* Task requirements
An exact copy of every record, with no pictures, please.

* Records supplied
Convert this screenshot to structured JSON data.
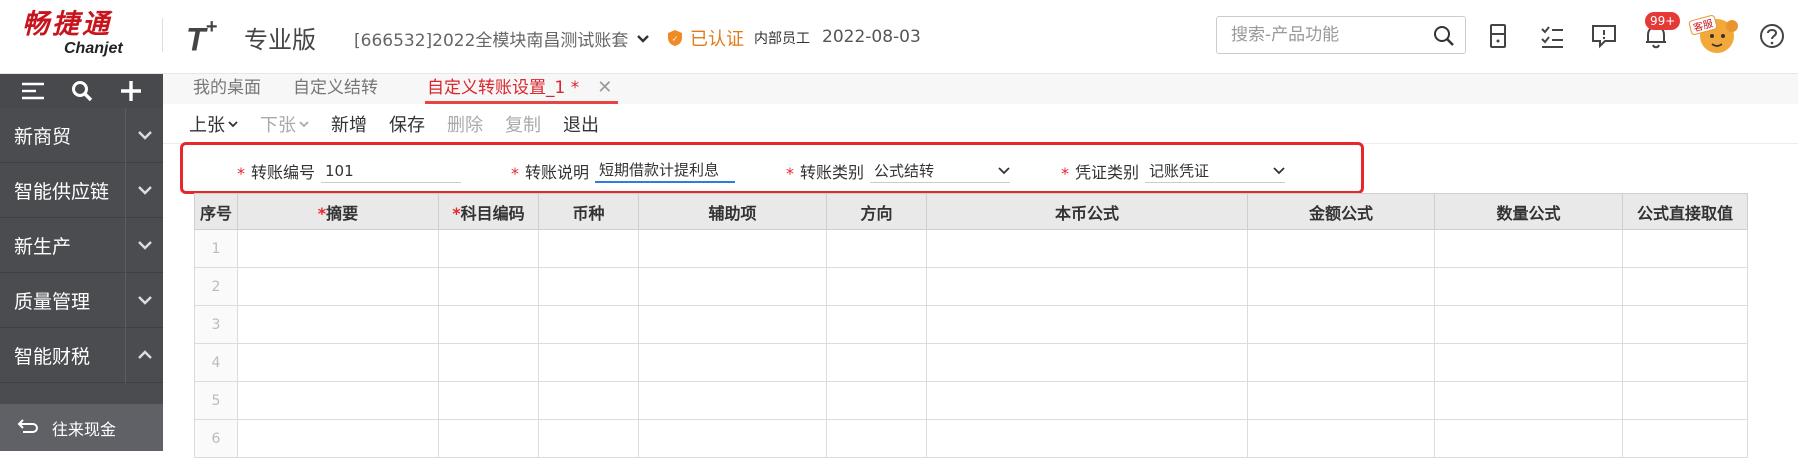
{
  "header": {
    "logo_cn": "畅捷通",
    "logo_en": "Chanjet",
    "product": "T",
    "product_sup": "+",
    "edition": "专业版",
    "account": "[666532]2022全模块南昌测试账套",
    "cert_status": "已认证",
    "role": "内部员工",
    "date": "2022-08-03",
    "search_placeholder": "搜索-产品功能",
    "badge": "99+",
    "avatar_label": "客服",
    "accent": "#c8151d"
  },
  "sidebar": {
    "items": [
      {
        "label": "新商贸",
        "state": "collapsed"
      },
      {
        "label": "智能供应链",
        "state": "collapsed"
      },
      {
        "label": "新生产",
        "state": "collapsed"
      },
      {
        "label": "质量管理",
        "state": "collapsed"
      },
      {
        "label": "智能财税",
        "state": "expanded"
      }
    ],
    "sub_item": "往来现金"
  },
  "tabs": [
    {
      "label": "我的桌面"
    },
    {
      "label": "自定义结转"
    },
    {
      "label": "自定义转账设置_1 *",
      "active": true,
      "close": "✕"
    }
  ],
  "toolbar": {
    "prev": "上张",
    "next": "下张",
    "new": "新增",
    "save": "保存",
    "delete": "删除",
    "copy": "复制",
    "exit": "退出"
  },
  "form": {
    "required_mark": "*",
    "transfer_no_label": "转账编号",
    "transfer_no_value": "101",
    "desc_label": "转账说明",
    "desc_value": "短期借款计提利息",
    "type_label": "转账类别",
    "type_value": "公式结转",
    "voucher_label": "凭证类别",
    "voucher_value": "记账凭证"
  },
  "table": {
    "columns": [
      "序号",
      "摘要",
      "科目编码",
      "币种",
      "辅助项",
      "方向",
      "本币公式",
      "金额公式",
      "数量公式",
      "公式直接取值"
    ],
    "required_columns": [
      1,
      2
    ],
    "rows": [
      "1",
      "2",
      "3",
      "4",
      "5",
      "6"
    ]
  }
}
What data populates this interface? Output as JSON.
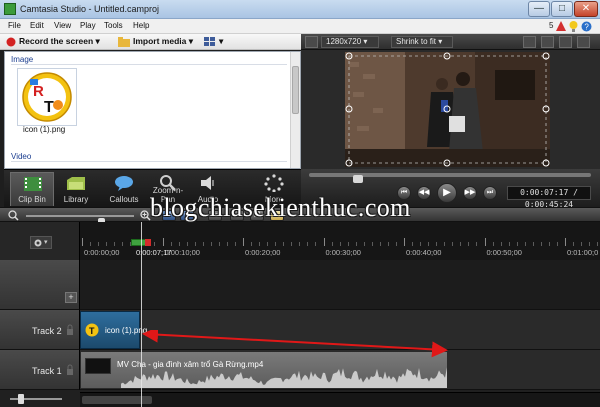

* Reply to the exercise
Convert this screenshot to structured JSON data.
{
  "header": {
    "logo_cn": "畅捷通",
    "logo_en": "Chanjet",
    "product": "T",
    "product_sup": "+",
    "edition": "专业版",
    "account": "[666532]2022全模块南昌测试账套",
    "cert_status": "已认证",
    "role": "内部员工",
    "date": "2022-08-03",
    "search_placeholder": "搜索-产品功能",
    "badge": "99+",
    "avatar_label": "客服",
    "accent": "#c8151d"
  },
  "sidebar": {
    "items": [
      {
        "label": "新商贸",
        "state": "collapsed"
      },
      {
        "label": "智能供应链",
        "state": "collapsed"
      },
      {
        "label": "新生产",
        "state": "collapsed"
      },
      {
        "label": "质量管理",
        "state": "collapsed"
      },
      {
        "label": "智能财税",
        "state": "expanded"
      }
    ],
    "sub_item": "往来现金"
  },
  "tabs": [
    {
      "label": "我的桌面"
    },
    {
      "label": "自定义结转"
    },
    {
      "label": "自定义转账设置_1 *",
      "active": true,
      "close": "✕"
    }
  ],
  "toolbar": {
    "prev": "上张",
    "next": "下张",
    "new": "新增",
    "save": "保存",
    "delete": "删除",
    "copy": "复制",
    "exit": "退出"
  },
  "form": {
    "required_mark": "*",
    "transfer_no_label": "转账编号",
    "transfer_no_value": "101",
    "desc_label": "转账说明",
    "desc_value": "短期借款计提利息",
    "type_label": "转账类别",
    "type_value": "公式结转",
    "voucher_label": "凭证类别",
    "voucher_value": "记账凭证"
  },
  "table": {
    "columns": [
      "序号",
      "摘要",
      "科目编码",
      "币种",
      "辅助项",
      "方向",
      "本币公式",
      "金额公式",
      "数量公式",
      "公式直接取值"
    ],
    "required_columns": [
      1,
      2
    ],
    "rows": [
      "1",
      "2",
      "3",
      "4",
      "5",
      "6"
    ]
  }
}
What data populates this interface? Output as JSON.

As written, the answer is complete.